Be There When Lightning Strikes

Business

Set your text size: A A A

Laurel Park OKs development on U.S. 64

Glen Englram presents a petition with around 800 names opposed to the Arcadia Views development. Glen Englram presents a petition with around 800 names opposed to the Arcadia Views development.

LAUREL PARK — The Laurel Park Town Council voted unanimously to approve the development application for the Cottages at Arcadia Views during a meeting Tuesday morning at First Congregational Church.

Related Stories

The proposal has been submitted by WXZ Development Inc., a Cleveland, Ohio, company that plans a development in five phases. The initial phase included 28 duplex buildings that will consist of 56 single-level homes. The proposal has been met with opposition from some Laurel Park residents and many more from Hunters Crossing and Hawthorn Hills across U.S. 64, who are not residents of Laurel Park.
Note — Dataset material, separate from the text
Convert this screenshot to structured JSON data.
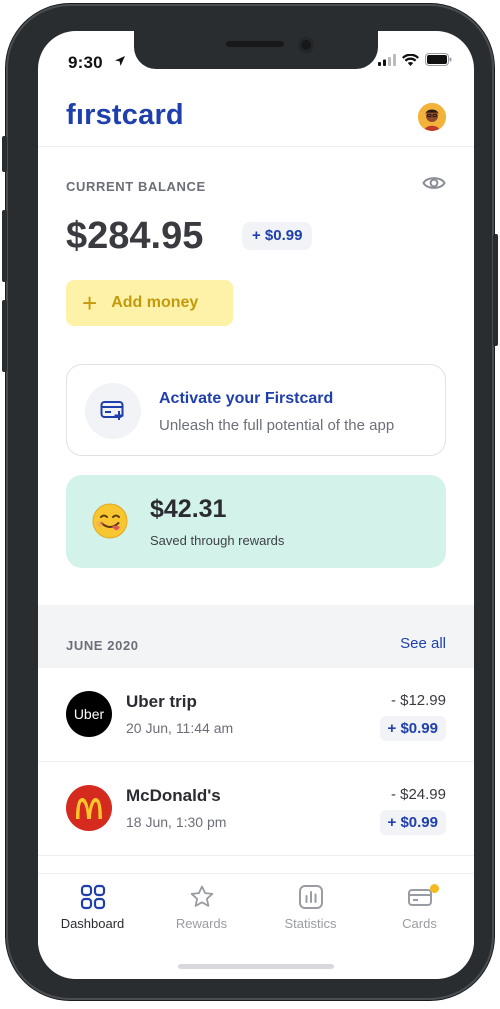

Opponents cited concerns about high traffic, lighting and lack of proper safety for residents. Present on behalf of WXZ was Senior Development Manager Mark Kopcienski.
Because the meeting was a quasi-judicial process, residents had to be sworn in before they could speak during the public hearing portion. While more than a dozen people were sworn in, several declined to speak when their turn became available.
One resident, Greg Plumb, dismissed the development plan as “magical thinking,” saying that there were inconsistencies between the proposed layout for Arcadia Views and the NCDOT's requirements for turning lanes near the development's entrances.
“According to NCDOT's roadway design manual, a left turn lane on U.S. 64 in fact requires 1,200 feet of roadway to build,” he said. “The developer owns 600.72 feet in front of that section of U.S. 64, which begs the question, how do you widen 1,200 feet of road way into 600 feet?. Well, the answer to that is the developer will have to acquire more than 600 feet of additional right of way from abiding properties.”
Plumb went on to estimate that the developer would need to acquire property from six residencies to see this plan through. Despite that, Plumb said that NCDOT had previously stated that it would not invoke eminent domain.
Several more spoke at the hearing, but once it had concluded there were several rebuttals directed towards the council before it moved on to the vote. Councilman Paul Hansen accused some of the outspoken residents of waiting until the eleventh hour to ask for meaningful change to the development.
At around 12:30 the meeting adjourned. It had gone on for more than three hours and most of the opponents had walked out in frustration. As Kopcienski left Felix Hall at First Congregational Church, he turned to thank all of the residents, including those opposed the the Arcadia Views development. But by that point he was addressing a mostly empty room.